Interface dataset entries >>
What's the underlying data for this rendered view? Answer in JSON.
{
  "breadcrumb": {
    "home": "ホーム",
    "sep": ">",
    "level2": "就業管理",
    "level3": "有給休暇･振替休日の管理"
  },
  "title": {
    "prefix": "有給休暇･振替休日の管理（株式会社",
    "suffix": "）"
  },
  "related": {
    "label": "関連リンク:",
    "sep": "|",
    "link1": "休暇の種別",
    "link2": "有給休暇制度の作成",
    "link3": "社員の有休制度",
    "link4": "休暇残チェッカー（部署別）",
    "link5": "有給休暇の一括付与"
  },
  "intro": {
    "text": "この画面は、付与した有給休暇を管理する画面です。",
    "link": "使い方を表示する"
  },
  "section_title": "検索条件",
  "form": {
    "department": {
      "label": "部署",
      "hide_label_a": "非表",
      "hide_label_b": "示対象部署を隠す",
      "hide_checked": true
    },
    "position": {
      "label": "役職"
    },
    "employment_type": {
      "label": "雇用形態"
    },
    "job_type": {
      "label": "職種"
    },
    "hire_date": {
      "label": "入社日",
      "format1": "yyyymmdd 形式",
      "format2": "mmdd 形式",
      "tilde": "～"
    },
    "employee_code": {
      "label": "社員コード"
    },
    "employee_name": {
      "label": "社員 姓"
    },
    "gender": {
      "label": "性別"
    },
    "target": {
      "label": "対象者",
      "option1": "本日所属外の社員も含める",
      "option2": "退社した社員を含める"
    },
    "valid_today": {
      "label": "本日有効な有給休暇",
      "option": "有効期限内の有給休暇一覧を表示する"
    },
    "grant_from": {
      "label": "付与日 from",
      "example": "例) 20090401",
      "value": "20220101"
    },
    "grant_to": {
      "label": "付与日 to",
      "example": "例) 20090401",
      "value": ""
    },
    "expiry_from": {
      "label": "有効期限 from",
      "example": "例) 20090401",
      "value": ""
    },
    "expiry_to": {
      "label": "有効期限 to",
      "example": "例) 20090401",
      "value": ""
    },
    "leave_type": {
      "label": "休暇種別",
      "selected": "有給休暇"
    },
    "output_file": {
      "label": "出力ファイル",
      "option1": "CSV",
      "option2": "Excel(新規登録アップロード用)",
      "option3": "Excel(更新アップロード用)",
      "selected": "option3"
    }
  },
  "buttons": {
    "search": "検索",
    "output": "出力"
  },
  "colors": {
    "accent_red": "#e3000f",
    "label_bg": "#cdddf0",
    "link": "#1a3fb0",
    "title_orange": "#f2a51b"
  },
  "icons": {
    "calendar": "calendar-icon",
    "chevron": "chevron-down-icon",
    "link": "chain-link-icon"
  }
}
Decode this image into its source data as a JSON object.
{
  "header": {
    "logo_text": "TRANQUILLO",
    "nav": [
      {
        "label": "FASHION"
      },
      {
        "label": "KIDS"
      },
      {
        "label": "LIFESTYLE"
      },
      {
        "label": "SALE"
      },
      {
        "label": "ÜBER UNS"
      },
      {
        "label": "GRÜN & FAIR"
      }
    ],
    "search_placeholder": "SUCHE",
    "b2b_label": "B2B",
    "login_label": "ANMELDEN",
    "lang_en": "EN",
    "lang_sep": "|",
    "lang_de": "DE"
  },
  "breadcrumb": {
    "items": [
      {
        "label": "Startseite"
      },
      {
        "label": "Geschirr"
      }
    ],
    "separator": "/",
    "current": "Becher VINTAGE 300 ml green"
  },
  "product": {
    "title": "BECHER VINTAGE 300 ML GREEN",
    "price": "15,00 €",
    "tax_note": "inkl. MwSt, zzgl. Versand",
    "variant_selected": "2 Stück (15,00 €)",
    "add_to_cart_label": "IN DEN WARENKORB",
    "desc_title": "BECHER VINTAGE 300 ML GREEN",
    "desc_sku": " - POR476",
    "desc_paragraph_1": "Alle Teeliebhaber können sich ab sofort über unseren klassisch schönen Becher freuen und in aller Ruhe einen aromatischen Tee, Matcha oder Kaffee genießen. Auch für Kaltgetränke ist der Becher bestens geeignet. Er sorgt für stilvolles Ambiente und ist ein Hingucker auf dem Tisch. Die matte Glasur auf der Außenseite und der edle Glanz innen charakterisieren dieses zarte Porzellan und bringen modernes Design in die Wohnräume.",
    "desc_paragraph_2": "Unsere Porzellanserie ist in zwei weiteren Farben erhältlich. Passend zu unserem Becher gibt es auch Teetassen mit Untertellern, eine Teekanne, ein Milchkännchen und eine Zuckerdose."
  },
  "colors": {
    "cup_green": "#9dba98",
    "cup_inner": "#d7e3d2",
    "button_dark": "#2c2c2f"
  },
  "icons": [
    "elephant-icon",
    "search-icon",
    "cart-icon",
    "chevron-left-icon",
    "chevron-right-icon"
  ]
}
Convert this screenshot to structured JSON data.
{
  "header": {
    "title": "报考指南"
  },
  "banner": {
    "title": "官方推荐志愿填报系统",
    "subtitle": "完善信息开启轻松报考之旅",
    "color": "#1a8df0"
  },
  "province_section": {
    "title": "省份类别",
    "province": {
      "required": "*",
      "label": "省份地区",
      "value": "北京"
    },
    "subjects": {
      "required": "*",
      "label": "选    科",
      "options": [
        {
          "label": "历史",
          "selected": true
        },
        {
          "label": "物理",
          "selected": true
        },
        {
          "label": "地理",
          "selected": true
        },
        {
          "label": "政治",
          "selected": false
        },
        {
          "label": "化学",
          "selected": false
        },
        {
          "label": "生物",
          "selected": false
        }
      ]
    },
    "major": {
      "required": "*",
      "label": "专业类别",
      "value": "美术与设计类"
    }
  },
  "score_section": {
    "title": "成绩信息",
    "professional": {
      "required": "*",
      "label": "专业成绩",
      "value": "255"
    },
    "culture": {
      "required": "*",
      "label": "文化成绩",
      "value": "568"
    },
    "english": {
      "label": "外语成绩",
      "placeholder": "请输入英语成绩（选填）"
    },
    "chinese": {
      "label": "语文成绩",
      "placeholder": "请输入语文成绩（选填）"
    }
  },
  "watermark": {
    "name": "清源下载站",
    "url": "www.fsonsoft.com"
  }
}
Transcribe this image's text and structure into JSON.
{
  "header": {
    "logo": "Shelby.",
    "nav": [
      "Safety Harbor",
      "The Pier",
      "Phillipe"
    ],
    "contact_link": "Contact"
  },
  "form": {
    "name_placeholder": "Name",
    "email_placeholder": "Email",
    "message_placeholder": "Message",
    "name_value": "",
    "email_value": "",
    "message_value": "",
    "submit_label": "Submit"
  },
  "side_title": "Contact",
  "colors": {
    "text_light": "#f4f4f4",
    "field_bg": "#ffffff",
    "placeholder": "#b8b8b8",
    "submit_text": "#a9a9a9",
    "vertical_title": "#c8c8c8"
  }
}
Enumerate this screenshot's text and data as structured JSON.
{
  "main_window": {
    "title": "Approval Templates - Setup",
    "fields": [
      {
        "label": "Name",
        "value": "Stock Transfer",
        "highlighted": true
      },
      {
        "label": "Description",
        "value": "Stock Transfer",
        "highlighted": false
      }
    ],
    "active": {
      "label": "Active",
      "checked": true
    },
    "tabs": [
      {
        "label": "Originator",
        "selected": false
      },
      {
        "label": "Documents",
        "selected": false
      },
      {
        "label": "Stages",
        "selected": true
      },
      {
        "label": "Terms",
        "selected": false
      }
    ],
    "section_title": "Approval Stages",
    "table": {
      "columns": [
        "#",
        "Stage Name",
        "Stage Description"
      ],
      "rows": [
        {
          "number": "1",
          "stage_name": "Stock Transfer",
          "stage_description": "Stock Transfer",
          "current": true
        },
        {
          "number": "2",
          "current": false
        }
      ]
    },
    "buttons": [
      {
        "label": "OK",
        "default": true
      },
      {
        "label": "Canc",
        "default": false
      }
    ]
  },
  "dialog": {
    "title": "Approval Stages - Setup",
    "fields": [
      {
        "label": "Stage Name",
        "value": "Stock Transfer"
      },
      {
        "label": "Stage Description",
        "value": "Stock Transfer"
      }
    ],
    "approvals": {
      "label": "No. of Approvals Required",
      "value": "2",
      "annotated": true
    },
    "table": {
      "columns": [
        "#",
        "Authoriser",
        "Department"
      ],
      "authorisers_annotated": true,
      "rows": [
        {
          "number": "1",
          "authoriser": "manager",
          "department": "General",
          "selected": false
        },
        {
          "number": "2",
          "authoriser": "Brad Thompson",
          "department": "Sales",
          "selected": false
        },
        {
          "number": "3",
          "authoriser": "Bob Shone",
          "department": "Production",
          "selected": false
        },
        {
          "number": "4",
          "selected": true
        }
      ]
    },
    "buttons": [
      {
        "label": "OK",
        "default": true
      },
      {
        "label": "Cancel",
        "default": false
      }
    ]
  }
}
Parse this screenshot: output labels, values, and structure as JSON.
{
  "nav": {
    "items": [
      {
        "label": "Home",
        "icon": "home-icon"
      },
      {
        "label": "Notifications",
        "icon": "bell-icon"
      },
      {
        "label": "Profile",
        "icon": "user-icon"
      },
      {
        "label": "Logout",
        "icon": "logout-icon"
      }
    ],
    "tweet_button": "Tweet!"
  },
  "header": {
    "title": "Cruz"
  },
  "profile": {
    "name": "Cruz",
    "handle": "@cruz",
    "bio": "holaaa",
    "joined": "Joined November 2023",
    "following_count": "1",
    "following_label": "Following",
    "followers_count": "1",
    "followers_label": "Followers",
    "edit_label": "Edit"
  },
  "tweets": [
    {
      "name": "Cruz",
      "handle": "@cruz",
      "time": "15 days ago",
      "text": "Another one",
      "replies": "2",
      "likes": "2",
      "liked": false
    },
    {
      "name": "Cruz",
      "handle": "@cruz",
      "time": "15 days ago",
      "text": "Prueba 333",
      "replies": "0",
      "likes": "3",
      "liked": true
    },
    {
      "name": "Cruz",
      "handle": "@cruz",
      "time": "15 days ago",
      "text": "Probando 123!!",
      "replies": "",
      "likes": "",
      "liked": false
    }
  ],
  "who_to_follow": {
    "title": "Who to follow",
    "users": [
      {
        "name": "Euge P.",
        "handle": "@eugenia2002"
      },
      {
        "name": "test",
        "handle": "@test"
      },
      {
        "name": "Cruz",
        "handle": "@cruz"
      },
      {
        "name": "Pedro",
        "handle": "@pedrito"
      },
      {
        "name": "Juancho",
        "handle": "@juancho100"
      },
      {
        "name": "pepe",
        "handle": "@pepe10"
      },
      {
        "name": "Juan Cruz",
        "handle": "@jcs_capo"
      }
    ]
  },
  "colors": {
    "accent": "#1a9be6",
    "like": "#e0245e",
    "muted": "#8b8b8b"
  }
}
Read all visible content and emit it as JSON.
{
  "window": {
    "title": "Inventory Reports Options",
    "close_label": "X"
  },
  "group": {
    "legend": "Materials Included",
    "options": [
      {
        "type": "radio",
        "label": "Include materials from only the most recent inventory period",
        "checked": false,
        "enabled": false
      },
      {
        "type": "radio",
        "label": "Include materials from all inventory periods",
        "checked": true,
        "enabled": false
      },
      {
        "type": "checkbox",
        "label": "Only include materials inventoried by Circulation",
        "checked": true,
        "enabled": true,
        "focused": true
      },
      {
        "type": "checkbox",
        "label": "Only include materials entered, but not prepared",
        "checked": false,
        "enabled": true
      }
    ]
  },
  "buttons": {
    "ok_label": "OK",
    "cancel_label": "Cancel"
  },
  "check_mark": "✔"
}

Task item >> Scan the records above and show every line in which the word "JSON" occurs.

Exercise response >>
What's the underlying data for this rendered view? Answer in JSON.
Decode this image into its source data as a JSON object.
Convert this screenshot to structured JSON data.
Transcribe this image's text and structure into JSON.
Enumerate this screenshot's text and data as structured JSON.
Parse this screenshot: output labels, values, and structure as JSON.
Read all visible content and emit it as JSON.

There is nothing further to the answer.